This assay was started by dispensing HeLa cells in RPMI media (15 uL, 5 x 10E3 cells/well) into a 384-well plate. Both serum-free media (Assay 1) and media supplemented with fetal calf serum (FCS) (Assay 2) were tested. Compound (5 uL of 0-200 uM in media containing 5% DMSO) was added to each well, giving final compound concentrations of 0-50 uM. Cells were incubated for 48hrs at 37 C in a humidified incubator and cell viability was determined by the CellTitre-Glo assay (Promega) according to manufacturer instructions.
The % cell viability for each well was then calculated as follows:
% Cell Viability = ( RFU_Test_Compound - MedianRFU_Low_Control ) / ( MedianRFU_High_Control - MedianRFU_Low_Control ) * 100
Test_Compound is defined as wells containing cells in the presence of test compound.
High_Control is defined as wells containing cells treated with media only (no compound).
Low_Control is defined as wells containing no cells (media only).
For each test compound, percent cell viability was plotted against the log of the compound concentration. The CC50 is reported as "> X uM" (where X = the highest concentration tested for which > 50% cell survival was observed).
PubChem Activity Outcome and Score:
Compounds with a CC50 value of less than 10 uM were considered active (cytotoxic). Compounds with a CC50 value greater than 10 uM were considered inactive (non-cytotoxic).
Any compound with a percent activity value > 50% at all test concentrations was assigned an activity score of zero. Any compound with a percent activity value < 50% at any test concentration was assigned an activity score greater than zero. Activity score was then ranked by the potency of the compounds with fitted curves, with the most potent compounds assigned the highest activity scores.

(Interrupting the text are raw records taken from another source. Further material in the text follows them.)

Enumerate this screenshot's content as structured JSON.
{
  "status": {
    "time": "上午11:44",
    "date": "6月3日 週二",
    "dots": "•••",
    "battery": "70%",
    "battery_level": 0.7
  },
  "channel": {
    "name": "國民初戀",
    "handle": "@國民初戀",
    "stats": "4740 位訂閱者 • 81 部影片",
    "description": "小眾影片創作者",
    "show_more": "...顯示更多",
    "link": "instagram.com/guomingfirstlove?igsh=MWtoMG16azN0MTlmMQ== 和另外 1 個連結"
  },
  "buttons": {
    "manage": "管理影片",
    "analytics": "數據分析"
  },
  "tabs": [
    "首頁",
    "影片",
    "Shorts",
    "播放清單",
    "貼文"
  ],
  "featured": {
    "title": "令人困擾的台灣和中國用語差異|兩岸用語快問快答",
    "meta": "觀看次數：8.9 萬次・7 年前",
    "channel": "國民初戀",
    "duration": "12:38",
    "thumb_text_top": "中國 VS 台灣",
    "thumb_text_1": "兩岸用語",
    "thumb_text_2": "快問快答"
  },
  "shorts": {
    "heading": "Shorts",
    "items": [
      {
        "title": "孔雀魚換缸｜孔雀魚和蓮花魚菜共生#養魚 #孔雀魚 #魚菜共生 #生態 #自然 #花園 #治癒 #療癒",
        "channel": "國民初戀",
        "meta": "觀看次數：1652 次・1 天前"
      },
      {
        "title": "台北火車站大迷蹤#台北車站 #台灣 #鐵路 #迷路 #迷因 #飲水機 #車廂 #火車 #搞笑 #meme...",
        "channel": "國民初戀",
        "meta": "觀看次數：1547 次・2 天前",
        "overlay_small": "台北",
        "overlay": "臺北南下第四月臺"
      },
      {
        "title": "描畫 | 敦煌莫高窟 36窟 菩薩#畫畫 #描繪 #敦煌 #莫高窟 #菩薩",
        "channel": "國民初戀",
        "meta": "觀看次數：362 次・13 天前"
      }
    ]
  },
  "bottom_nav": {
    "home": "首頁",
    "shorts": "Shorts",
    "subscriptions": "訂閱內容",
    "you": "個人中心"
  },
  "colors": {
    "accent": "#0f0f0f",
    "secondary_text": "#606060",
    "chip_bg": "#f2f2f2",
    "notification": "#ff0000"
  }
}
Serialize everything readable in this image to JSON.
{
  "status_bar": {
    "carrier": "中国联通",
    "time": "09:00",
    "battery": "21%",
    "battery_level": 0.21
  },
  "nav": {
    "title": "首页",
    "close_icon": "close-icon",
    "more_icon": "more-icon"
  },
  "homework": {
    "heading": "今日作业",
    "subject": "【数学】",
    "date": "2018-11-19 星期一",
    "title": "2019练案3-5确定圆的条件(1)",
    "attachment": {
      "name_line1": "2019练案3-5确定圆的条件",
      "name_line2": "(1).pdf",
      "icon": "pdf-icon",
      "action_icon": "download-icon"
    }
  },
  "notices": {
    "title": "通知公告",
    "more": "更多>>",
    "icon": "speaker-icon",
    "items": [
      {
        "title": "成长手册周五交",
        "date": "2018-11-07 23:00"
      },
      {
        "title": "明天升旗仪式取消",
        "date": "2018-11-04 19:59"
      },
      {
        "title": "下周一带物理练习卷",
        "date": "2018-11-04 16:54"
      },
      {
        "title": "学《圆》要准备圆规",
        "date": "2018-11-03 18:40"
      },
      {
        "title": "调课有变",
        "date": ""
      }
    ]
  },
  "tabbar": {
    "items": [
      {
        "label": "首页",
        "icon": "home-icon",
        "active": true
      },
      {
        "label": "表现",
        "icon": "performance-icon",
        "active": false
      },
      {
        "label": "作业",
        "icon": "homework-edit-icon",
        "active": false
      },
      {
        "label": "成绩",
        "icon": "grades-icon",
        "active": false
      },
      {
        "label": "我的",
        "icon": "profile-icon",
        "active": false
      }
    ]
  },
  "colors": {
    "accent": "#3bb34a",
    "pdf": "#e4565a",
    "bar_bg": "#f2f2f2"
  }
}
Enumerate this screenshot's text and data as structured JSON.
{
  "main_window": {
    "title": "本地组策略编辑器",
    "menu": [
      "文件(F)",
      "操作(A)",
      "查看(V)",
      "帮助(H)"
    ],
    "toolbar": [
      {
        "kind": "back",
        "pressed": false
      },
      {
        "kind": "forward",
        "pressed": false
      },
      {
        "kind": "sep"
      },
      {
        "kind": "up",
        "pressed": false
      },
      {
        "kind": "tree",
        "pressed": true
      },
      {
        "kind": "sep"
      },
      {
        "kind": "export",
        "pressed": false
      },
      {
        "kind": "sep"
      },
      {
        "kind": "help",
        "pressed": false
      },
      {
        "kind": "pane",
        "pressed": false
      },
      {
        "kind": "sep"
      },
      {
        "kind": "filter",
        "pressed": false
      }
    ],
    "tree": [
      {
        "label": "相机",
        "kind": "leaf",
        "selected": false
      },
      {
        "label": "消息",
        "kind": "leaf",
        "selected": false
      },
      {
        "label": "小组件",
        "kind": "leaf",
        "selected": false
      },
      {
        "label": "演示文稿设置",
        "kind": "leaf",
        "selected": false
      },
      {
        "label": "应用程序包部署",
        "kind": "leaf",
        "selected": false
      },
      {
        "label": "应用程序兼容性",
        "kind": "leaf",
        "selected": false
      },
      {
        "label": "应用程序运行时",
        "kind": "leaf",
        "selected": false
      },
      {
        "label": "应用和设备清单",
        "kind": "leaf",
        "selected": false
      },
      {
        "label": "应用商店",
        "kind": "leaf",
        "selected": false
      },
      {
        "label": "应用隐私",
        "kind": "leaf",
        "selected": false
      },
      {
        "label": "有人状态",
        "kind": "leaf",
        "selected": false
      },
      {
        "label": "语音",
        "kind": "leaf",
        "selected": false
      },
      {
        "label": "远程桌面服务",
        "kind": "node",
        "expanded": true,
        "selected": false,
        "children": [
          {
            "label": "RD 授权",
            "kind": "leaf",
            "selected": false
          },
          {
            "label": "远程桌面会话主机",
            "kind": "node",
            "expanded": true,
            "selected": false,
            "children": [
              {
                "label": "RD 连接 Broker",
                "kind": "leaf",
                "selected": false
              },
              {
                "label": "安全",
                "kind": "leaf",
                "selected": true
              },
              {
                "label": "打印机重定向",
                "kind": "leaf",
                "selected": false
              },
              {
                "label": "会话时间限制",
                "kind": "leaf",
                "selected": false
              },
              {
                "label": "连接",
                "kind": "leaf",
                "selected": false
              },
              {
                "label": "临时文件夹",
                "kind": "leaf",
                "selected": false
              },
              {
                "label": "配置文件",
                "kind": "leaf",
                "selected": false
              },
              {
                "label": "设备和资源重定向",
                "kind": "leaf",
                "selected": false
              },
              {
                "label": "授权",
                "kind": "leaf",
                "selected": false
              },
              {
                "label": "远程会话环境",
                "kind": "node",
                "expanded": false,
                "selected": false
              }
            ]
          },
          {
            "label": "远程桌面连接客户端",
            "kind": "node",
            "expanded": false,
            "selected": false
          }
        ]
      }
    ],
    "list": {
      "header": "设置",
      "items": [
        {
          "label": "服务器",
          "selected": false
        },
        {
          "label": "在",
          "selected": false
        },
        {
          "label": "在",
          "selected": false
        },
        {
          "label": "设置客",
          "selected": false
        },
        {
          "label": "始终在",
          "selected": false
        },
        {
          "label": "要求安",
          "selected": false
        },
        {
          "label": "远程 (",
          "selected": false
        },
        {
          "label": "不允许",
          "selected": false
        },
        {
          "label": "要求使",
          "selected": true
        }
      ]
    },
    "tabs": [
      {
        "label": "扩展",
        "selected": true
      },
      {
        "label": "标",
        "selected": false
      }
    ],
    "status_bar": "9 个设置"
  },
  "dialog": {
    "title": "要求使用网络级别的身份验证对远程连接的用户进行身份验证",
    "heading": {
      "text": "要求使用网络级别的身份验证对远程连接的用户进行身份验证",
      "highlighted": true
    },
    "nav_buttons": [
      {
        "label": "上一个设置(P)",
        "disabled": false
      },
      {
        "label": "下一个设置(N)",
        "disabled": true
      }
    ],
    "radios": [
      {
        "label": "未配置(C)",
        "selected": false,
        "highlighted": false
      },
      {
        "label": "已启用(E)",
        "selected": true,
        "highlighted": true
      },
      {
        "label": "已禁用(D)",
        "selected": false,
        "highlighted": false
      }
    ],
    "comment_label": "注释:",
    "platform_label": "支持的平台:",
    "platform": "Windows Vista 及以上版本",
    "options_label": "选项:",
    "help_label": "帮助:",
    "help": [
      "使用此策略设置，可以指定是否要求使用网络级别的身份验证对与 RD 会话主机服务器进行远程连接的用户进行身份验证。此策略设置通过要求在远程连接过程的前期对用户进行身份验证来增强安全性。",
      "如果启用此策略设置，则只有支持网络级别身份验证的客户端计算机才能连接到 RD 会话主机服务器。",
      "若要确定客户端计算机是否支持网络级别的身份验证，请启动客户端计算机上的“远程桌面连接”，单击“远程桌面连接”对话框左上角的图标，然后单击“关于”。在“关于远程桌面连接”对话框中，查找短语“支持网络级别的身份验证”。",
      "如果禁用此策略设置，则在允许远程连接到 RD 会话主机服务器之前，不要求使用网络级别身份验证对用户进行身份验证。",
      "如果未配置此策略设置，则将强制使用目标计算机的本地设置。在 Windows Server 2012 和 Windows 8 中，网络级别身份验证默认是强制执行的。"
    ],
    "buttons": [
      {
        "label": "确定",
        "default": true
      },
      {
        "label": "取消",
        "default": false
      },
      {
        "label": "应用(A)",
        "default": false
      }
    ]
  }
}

The PubChem Activity Score range for inactive compounds is 100-0. There are no active compounds.
List of Reagents:
HeLa cells (provided by Assay Provider)
RPMI Media (CellGro 10-040-CV)
FCS (Omega Scientific, FB-01)
Cell Titer-Glo (Promega, part G7572)
384-well plates (Corning 3704)
This assay was performed by the assay provider with powder samples of compounds. The results of our probe development efforts can be found at http://mlpcn.florida.scripps.edu/index.php/probes/probe-reports.html.
* Activity Concentration. ** Test Concentration. § Panel component ID.